» Exercise
Write out the entire listing below exactly, with the pictures left out.

» Material for the task

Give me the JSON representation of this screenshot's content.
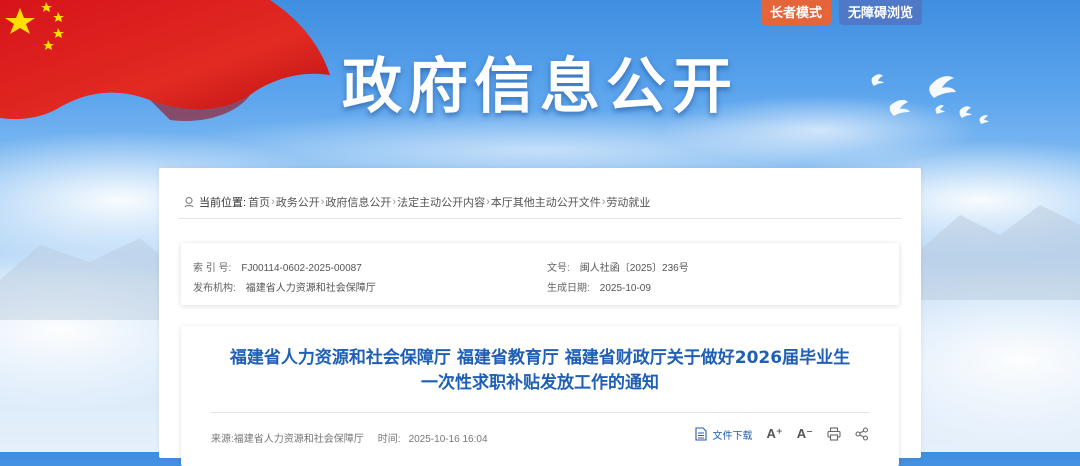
{
  "header": {
    "site_title": "政府信息公开",
    "buttons": {
      "elder_mode": "长者模式",
      "accessible": "无障碍浏览"
    }
  },
  "breadcrumb": {
    "prefix": "当前位置:",
    "items": [
      "首页",
      "政务公开",
      "政府信息公开",
      "法定主动公开内容",
      "本厅其他主动公开文件",
      "劳动就业"
    ]
  },
  "meta": {
    "index_label": "索 引 号:",
    "index_value": "FJ00114-0602-2025-00087",
    "docno_label": "文号:",
    "docno_value": "闽人社函〔2025〕236号",
    "issuer_label": "发布机构:",
    "issuer_value": "福建省人力资源和社会保障厅",
    "date_label": "生成日期:",
    "date_value": "2025-10-09"
  },
  "article": {
    "title_line1": "福建省人力资源和社会保障厅 福建省教育厅 福建省财政厅关于做好2026届毕业生",
    "title_line2": "一次性求职补贴发放工作的通知",
    "source_label": "来源:",
    "source_value": "福建省人力资源和社会保障厅",
    "time_label": "时间:",
    "time_value": "2025-10-16 16:04",
    "download_label": "文件下载",
    "font_increase": "A⁺",
    "font_decrease": "A⁻"
  },
  "colors": {
    "title_blue": "#1f5fb5",
    "elder_btn": "#e5653a",
    "access_btn": "#4f79c7"
  }
}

» Problem solution
Give me the JSON representation of this screenshot's content.
{
  "header": {
    "site_title": "政府信息公开",
    "buttons": {
      "elder_mode": "长者模式",
      "accessible": "无障碍浏览"
    }
  },
  "breadcrumb": {
    "prefix": "当前位置:",
    "items": [
      "首页",
      "政务公开",
      "政府信息公开",
      "法定主动公开内容",
      "本厅其他主动公开文件",
      "劳动就业"
    ]
  },
  "meta": {
    "index_label": "索 引 号:",
    "index_value": "FJ00114-0602-2025-00087",
    "docno_label": "文号:",
    "docno_value": "闽人社函〔2025〕236号",
    "issuer_label": "发布机构:",
    "issuer_value": "福建省人力资源和社会保障厅",
    "date_label": "生成日期:",
    "date_value": "2025-10-09"
  },
  "article": {
    "title_line1": "福建省人力资源和社会保障厅 福建省教育厅 福建省财政厅关于做好2026届毕业生",
    "title_line2": "一次性求职补贴发放工作的通知",
    "source_label": "来源:",
    "source_value": "福建省人力资源和社会保障厅",
    "time_label": "时间:",
    "time_value": "2025-10-16 16:04",
    "download_label": "文件下载",
    "font_increase": "A⁺",
    "font_decrease": "A⁻"
  },
  "colors": {
    "title_blue": "#1f5fb5",
    "elder_btn": "#e5653a",
    "access_btn": "#4f79c7"
  }
}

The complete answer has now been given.